Dataset extract:
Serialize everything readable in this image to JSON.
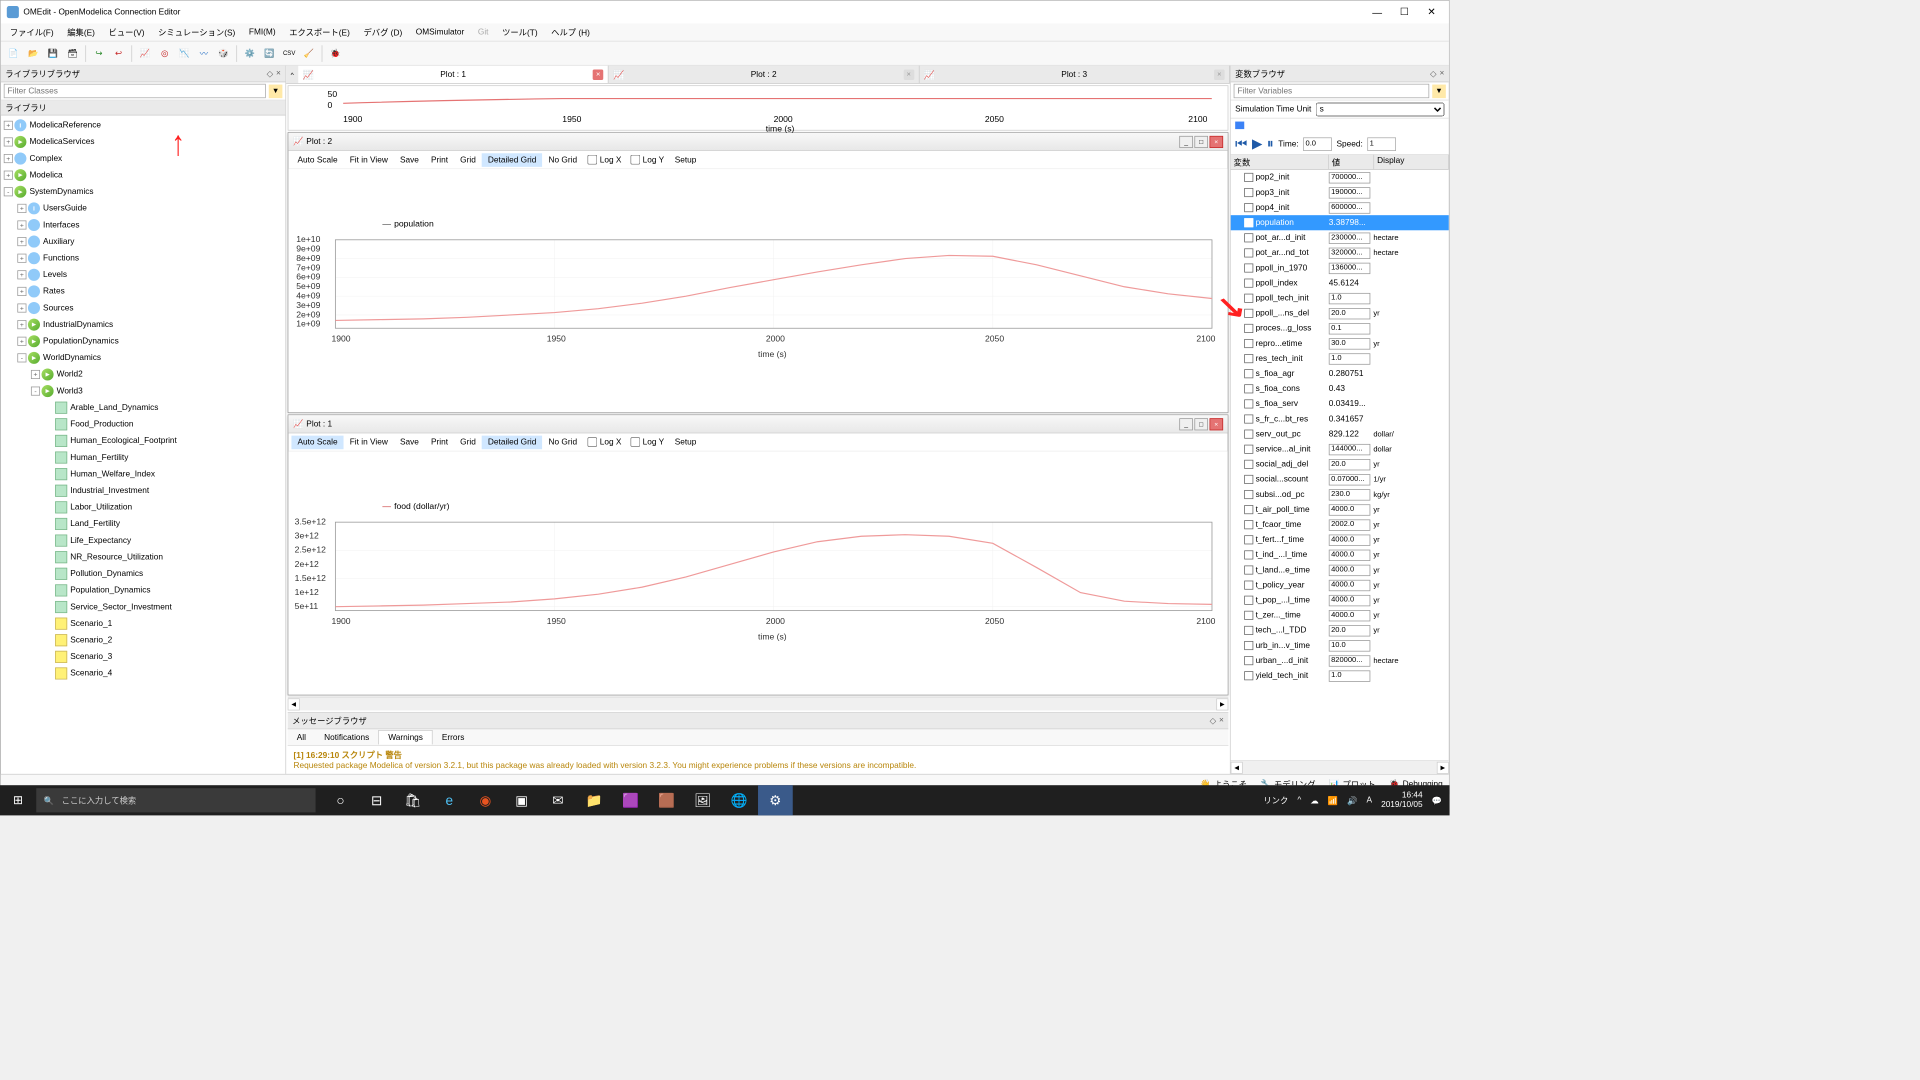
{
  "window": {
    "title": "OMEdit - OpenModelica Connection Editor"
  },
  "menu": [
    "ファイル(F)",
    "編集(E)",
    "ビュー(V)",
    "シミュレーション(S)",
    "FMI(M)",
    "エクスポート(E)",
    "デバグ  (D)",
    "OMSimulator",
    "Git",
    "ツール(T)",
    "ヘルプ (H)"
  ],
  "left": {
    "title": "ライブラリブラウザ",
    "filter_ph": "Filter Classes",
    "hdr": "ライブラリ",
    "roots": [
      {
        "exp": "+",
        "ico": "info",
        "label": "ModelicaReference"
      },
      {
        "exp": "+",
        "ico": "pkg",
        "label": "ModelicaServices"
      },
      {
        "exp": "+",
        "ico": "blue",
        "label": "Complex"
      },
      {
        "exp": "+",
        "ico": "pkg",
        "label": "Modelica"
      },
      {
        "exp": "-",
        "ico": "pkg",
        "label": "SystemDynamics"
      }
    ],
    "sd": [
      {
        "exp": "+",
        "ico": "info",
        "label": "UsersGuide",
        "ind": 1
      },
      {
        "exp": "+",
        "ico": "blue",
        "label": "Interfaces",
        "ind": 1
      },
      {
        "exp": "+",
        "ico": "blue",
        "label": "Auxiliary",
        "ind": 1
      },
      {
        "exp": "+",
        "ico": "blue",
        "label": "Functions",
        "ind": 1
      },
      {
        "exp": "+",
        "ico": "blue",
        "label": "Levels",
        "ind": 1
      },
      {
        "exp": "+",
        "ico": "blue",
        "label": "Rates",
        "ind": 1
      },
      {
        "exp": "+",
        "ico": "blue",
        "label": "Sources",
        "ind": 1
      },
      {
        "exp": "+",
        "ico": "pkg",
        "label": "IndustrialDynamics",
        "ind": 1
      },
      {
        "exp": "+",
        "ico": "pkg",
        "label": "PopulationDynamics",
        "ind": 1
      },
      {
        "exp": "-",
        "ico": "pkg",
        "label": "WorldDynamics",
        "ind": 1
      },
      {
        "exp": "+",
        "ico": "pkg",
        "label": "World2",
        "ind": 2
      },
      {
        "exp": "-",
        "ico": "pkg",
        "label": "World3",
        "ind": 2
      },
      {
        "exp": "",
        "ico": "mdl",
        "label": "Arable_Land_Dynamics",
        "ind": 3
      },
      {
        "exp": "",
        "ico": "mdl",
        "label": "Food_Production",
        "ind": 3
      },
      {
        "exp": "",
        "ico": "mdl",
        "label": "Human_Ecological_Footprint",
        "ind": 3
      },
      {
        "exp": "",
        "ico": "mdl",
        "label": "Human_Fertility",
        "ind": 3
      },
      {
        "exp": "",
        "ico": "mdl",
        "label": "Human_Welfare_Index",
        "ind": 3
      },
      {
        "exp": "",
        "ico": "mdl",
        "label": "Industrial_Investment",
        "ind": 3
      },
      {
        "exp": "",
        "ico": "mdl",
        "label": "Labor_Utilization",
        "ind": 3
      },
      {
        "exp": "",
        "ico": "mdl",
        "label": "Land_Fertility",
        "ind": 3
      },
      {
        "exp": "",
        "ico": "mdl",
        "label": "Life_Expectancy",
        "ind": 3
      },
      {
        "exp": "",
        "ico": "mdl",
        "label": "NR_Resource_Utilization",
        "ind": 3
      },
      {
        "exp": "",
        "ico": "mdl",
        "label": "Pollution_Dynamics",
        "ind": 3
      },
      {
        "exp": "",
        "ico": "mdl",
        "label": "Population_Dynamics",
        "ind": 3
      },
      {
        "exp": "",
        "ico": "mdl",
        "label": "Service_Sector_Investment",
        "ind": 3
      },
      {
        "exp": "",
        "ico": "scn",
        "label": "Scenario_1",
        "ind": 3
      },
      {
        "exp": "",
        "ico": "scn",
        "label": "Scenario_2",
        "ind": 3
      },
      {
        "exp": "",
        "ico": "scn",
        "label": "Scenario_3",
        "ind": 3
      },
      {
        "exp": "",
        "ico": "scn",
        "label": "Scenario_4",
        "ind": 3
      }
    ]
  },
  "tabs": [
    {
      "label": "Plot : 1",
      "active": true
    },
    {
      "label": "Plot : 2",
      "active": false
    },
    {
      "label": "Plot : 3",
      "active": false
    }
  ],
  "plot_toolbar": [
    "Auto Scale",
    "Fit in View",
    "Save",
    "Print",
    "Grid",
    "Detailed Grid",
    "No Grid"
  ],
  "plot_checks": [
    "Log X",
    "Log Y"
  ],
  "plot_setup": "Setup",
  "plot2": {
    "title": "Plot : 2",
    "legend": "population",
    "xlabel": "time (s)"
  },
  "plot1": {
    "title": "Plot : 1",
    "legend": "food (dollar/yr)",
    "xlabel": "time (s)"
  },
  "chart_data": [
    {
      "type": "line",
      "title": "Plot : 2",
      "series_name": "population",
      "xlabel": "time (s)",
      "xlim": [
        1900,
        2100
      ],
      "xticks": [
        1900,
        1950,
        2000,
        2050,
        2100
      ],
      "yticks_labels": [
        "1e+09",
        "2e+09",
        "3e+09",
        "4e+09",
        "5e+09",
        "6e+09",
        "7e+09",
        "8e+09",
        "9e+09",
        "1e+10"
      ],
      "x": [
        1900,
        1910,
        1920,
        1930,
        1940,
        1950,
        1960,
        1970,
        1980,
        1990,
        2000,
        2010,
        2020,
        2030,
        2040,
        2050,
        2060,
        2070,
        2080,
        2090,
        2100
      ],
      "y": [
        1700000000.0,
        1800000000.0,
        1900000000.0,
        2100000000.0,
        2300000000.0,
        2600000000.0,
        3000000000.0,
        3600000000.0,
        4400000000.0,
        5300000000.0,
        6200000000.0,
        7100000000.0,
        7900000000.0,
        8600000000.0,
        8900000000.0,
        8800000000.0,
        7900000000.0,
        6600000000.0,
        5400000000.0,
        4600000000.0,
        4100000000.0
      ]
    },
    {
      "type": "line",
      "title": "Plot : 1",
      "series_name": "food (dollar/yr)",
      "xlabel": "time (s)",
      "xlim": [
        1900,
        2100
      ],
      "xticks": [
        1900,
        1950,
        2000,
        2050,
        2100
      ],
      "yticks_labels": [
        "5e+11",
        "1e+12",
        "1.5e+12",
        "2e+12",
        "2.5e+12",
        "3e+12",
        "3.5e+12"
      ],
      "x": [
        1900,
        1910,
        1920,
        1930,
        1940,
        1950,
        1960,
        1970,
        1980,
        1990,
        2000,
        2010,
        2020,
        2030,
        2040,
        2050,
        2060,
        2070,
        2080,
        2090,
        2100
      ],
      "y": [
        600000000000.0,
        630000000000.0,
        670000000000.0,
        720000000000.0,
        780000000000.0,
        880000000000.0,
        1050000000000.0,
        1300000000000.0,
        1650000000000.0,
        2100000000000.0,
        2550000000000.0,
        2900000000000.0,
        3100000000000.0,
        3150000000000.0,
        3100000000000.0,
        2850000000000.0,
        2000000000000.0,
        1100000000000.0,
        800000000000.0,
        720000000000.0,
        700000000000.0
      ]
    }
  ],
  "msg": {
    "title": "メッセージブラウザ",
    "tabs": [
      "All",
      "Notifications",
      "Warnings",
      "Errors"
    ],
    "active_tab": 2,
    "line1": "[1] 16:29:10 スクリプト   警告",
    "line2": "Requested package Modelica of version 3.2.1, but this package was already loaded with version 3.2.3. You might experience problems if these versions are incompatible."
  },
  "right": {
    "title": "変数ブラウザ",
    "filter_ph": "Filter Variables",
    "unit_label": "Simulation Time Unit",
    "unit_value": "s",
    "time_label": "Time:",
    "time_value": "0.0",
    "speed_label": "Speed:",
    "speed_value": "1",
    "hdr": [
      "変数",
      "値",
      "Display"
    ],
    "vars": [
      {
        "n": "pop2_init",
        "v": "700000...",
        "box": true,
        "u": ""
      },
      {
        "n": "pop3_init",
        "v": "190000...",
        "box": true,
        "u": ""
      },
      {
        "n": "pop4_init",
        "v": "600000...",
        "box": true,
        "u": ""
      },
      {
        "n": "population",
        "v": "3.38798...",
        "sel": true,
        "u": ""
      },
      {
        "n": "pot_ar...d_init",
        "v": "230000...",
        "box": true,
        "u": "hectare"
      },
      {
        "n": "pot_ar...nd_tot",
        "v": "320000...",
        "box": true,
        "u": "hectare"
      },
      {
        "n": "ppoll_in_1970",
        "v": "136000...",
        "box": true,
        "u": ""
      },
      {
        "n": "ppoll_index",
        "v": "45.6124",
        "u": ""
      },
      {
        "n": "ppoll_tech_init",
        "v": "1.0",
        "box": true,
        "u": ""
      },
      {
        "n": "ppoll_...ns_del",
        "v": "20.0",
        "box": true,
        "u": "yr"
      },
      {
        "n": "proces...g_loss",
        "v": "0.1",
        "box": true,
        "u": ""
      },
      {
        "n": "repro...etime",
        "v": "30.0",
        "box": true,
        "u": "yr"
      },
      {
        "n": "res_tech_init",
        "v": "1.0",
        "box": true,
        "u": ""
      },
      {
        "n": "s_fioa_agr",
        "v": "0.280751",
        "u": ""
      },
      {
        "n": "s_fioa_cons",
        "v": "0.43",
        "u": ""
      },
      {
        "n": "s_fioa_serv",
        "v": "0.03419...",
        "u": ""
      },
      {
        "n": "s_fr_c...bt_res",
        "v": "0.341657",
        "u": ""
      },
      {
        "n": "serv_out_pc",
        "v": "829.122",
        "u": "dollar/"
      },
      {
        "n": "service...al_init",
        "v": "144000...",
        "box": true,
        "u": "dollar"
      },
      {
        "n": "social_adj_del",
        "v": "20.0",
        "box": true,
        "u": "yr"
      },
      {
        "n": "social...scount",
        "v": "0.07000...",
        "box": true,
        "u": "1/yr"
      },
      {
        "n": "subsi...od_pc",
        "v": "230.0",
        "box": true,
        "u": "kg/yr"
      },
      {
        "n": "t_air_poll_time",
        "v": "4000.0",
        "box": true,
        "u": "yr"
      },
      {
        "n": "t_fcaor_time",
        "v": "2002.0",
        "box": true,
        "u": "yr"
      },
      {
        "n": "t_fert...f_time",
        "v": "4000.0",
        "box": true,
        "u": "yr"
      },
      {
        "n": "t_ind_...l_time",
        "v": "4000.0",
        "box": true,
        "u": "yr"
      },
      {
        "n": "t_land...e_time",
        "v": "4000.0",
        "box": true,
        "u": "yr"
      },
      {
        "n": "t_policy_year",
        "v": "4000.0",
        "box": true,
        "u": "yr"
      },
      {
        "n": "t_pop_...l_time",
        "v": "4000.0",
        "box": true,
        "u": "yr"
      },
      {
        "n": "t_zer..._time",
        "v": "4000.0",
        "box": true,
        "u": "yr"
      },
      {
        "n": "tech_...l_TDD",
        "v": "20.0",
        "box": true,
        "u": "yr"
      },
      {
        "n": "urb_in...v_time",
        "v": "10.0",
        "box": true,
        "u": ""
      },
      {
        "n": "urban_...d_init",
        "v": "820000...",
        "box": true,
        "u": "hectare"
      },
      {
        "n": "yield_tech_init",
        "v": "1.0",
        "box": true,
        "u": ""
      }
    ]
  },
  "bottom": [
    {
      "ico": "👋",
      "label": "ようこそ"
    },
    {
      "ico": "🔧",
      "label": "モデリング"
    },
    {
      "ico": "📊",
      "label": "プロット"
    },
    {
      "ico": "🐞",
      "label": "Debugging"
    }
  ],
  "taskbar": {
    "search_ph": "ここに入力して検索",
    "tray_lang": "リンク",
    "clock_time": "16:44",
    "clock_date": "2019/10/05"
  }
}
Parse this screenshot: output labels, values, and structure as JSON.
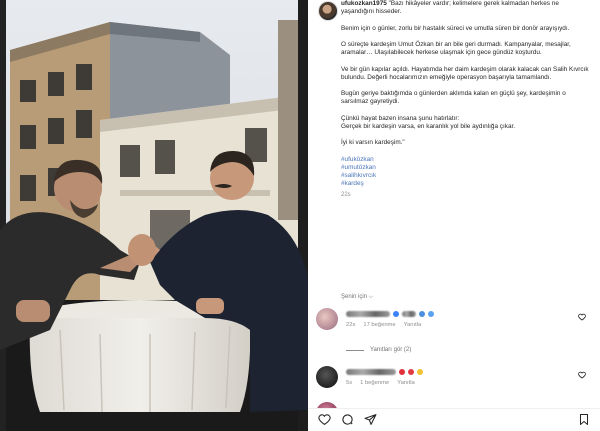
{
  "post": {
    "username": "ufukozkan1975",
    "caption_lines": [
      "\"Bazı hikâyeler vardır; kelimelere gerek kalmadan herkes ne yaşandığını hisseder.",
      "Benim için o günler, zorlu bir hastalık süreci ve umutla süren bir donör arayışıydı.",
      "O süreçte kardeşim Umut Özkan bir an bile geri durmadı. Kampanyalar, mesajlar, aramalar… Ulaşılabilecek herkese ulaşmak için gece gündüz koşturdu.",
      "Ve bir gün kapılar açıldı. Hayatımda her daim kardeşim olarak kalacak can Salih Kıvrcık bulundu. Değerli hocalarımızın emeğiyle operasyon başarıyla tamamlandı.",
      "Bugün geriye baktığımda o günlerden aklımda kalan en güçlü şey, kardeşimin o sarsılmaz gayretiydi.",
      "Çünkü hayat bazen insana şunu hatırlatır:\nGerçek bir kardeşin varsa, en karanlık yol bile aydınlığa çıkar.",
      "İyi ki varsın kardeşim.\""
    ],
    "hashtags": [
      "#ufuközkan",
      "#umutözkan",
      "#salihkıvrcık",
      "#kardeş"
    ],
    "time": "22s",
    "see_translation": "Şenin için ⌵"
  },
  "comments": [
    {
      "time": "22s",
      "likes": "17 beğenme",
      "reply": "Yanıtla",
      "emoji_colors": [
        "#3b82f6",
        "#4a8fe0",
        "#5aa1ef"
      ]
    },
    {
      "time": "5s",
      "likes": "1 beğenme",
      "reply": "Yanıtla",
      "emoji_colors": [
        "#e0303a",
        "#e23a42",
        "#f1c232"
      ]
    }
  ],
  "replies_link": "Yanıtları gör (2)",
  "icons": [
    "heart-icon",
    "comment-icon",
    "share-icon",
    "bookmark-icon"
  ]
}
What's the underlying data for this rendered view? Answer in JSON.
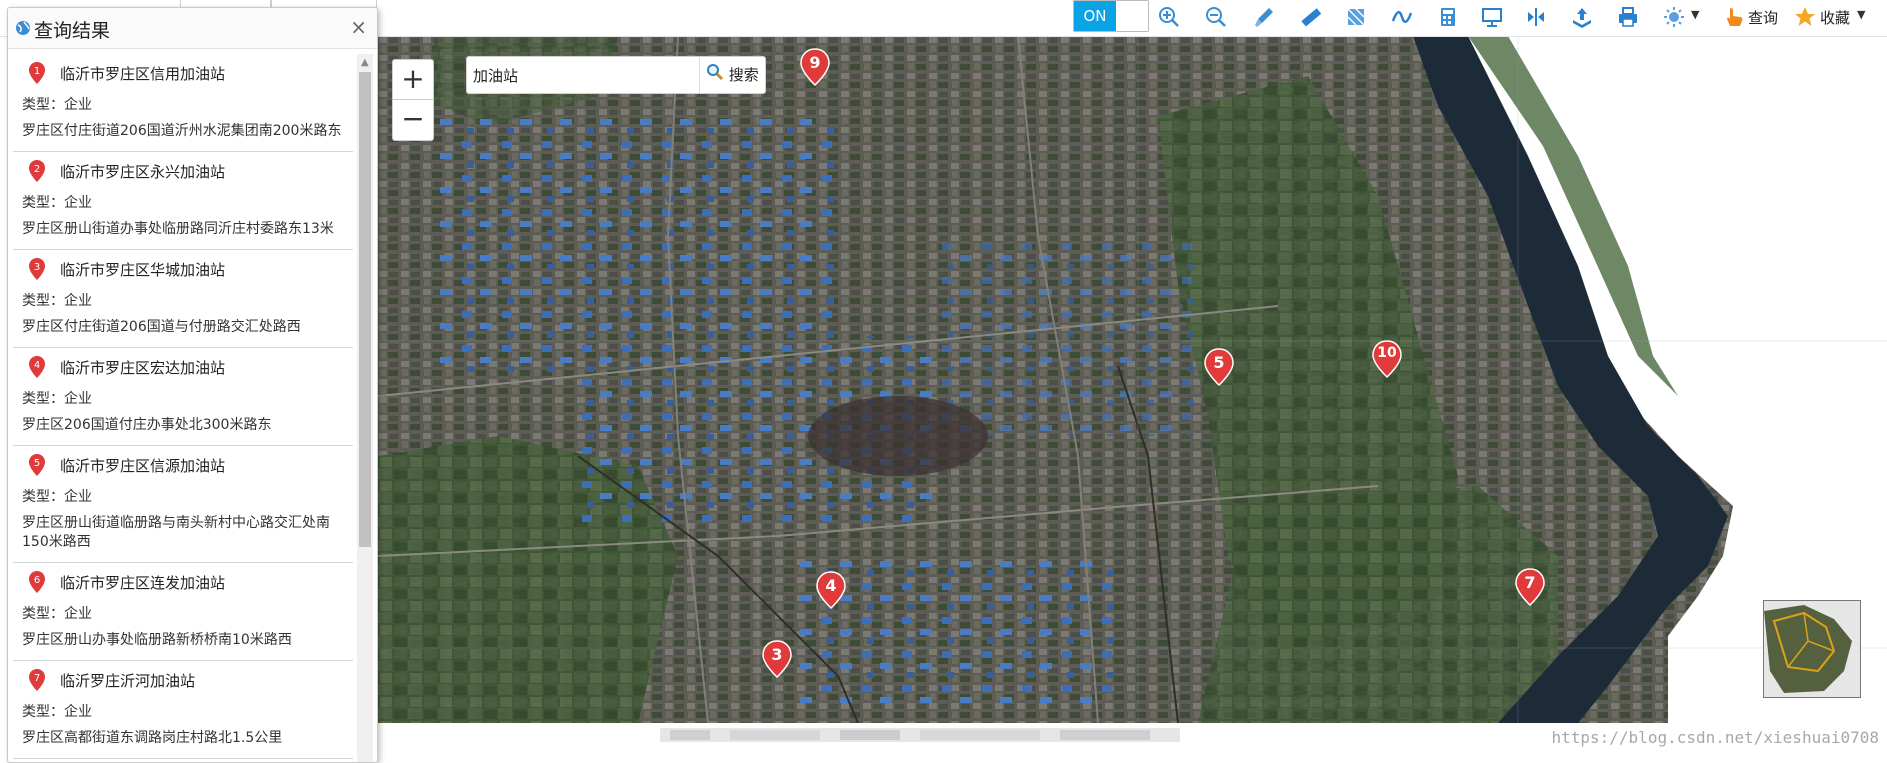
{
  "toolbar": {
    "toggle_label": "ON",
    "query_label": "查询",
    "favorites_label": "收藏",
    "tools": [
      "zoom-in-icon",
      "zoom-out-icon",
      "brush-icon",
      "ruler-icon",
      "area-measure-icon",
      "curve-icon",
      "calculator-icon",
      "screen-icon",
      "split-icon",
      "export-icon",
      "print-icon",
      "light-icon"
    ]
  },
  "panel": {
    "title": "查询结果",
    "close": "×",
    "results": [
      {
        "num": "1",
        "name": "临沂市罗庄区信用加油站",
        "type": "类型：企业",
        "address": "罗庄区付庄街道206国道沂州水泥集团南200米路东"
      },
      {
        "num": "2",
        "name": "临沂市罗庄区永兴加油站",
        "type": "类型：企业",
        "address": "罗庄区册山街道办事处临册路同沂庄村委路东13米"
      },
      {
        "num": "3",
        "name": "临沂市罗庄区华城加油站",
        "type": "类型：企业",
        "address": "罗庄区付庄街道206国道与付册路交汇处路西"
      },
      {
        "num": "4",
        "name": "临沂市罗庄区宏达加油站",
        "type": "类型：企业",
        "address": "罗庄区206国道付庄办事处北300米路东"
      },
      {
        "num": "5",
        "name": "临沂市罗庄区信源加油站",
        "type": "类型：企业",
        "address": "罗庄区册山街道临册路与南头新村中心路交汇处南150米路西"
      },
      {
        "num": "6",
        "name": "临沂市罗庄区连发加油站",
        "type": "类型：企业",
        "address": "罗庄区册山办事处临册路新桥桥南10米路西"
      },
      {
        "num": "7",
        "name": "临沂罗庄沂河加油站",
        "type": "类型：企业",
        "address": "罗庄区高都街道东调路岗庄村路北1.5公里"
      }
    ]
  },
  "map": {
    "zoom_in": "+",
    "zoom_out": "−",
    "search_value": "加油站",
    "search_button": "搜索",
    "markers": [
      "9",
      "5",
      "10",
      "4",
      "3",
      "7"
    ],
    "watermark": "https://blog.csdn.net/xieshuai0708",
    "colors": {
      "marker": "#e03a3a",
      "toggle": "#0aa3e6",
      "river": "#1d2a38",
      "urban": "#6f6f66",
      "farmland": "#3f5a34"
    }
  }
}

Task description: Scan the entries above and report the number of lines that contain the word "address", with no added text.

Response area: 7